Hydrophobic mismatch sorts SNARE proteins into distinct membrane domains

Nat Commun. 2015 Jan 30;6:5984. doi: 10.1038/ncomms6984.

Abstract

The clustering of proteins and lipids in distinct microdomains is emerging as an important principle for the spatial patterning of biological membranes. Such domain formation can be the result of hydrophobic and ionic interactions with membrane lipids as well as of specific protein-protein interactions. Here using plasma membrane-resident SNARE proteins as model, we show that hydrophobic mismatch between the length of transmembrane domains (TMDs) and the thickness of the lipid membrane suffices to induce clustering of proteins. Even when the TMDs differ in length by only a single residue, hydrophobic mismatch can segregate structurally closely homologous membrane proteins in distinct membrane domains. Domain formation is further fine-tuned by interactions with polyanionic phosphoinositides and homo and heterotypic protein interactions.
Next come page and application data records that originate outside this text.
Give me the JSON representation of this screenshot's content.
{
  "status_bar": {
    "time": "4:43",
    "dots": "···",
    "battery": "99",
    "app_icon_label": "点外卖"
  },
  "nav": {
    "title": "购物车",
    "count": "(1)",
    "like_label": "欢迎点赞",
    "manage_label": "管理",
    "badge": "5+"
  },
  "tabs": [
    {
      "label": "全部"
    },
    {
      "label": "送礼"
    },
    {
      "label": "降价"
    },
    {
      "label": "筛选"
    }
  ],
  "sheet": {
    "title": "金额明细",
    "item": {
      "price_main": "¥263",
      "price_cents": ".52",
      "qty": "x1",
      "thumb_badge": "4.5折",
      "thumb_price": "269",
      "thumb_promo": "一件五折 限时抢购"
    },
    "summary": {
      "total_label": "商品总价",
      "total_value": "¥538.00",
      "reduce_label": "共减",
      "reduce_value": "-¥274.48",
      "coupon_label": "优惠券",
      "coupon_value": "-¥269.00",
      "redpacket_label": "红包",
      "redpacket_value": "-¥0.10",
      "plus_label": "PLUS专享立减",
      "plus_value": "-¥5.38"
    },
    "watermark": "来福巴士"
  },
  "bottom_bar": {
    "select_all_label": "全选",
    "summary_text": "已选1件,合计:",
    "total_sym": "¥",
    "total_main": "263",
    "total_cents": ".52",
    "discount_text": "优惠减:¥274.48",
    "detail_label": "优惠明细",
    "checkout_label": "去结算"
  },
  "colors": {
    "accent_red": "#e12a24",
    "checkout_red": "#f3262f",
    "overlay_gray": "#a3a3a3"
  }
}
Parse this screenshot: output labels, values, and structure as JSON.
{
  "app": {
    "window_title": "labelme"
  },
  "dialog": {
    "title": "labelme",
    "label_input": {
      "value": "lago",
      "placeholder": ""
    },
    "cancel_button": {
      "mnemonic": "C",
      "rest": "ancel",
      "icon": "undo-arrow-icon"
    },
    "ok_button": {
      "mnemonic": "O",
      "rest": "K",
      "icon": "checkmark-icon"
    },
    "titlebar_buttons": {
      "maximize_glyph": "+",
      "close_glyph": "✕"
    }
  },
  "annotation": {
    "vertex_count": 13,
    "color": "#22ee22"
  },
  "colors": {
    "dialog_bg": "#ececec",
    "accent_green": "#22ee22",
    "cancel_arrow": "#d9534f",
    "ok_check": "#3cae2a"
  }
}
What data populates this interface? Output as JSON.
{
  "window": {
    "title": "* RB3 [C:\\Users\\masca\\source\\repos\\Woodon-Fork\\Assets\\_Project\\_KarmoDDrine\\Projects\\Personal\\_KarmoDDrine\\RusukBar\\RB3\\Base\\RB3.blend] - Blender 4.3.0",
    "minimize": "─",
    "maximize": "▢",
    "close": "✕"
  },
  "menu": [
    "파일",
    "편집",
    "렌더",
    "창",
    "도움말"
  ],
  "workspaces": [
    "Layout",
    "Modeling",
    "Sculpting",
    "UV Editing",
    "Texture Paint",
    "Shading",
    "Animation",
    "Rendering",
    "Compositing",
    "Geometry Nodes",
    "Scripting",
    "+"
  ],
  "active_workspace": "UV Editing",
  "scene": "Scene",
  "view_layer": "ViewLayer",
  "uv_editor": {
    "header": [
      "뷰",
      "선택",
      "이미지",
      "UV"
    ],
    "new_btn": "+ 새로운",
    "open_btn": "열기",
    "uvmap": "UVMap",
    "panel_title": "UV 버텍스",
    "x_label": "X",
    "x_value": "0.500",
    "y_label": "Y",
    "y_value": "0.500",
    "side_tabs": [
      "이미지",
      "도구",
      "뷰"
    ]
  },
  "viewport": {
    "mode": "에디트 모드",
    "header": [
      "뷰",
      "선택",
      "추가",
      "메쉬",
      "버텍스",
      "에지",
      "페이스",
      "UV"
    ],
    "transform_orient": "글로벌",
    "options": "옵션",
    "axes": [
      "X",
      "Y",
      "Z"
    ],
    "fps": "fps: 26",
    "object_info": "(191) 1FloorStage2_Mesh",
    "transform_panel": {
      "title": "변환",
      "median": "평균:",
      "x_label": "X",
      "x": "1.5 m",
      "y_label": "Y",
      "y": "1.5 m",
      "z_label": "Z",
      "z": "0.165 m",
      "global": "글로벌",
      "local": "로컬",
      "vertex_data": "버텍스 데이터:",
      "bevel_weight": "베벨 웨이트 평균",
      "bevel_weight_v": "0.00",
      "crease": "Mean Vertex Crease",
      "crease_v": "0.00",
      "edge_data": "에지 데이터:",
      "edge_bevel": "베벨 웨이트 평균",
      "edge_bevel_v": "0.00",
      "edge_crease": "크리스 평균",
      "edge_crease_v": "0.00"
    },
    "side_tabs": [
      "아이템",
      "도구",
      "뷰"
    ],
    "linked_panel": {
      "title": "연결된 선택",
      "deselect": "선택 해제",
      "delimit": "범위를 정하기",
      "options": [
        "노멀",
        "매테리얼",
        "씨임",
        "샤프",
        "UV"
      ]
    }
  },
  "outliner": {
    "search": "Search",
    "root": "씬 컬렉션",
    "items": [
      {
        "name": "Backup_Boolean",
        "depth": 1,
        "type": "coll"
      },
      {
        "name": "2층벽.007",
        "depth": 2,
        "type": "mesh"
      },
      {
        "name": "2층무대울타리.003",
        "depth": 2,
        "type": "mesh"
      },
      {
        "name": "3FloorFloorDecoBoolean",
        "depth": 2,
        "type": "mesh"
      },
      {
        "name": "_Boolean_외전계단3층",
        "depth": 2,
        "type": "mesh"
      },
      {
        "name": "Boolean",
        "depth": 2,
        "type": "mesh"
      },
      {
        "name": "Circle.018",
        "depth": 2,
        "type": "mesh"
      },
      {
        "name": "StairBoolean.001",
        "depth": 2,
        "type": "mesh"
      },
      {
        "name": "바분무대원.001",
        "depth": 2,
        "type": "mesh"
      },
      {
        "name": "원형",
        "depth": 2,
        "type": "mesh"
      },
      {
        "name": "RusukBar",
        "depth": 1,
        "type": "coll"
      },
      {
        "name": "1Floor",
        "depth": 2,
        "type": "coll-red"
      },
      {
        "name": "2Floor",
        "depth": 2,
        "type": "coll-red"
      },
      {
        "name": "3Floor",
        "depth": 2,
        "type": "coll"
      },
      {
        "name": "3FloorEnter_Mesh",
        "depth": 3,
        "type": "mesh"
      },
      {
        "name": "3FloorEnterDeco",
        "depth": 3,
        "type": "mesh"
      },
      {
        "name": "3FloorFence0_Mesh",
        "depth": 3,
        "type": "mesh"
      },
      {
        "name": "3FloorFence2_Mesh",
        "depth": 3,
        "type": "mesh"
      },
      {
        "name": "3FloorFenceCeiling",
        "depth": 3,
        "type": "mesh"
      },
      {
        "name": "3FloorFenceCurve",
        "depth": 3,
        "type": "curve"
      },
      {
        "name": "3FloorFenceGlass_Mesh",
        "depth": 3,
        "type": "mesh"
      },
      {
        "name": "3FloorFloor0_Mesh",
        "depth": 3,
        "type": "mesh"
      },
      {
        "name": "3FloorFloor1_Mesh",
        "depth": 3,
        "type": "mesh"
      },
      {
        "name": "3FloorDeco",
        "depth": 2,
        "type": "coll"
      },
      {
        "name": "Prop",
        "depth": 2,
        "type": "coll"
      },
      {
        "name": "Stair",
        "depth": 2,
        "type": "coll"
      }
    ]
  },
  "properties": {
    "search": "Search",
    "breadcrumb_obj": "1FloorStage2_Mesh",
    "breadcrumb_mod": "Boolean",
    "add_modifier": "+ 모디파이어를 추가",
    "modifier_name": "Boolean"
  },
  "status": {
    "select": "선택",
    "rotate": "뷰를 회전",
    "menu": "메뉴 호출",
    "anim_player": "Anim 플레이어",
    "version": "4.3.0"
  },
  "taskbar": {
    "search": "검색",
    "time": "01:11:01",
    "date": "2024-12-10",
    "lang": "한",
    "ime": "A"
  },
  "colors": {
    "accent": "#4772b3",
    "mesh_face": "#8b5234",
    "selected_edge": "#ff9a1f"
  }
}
Our findings demonstrate that hydrophobic mismatch contributes to the structural organization of membranes.

Publication types

  • Research Support, N.I.H., Extramural
  • Research Support, Non-U.S. Gov't

MeSH terms

  • Animals
  • Fluorescence Resonance Energy Transfer
  • Fluorescent Antibody Technique
  • Humans
  • Hydrophobic and Hydrophilic Interactions
  • Molecular Dynamics Simulation
  • Phosphatidylinositols / metabolism
  • Protein Binding
  • Protein Structure, Tertiary
  • Rats
  • SNARE Proteins / chemistry*
  • SNARE Proteins / genetics
  • SNARE Proteins / metabolism*

Substances

  • Phosphatidylinositols
  • SNARE Proteins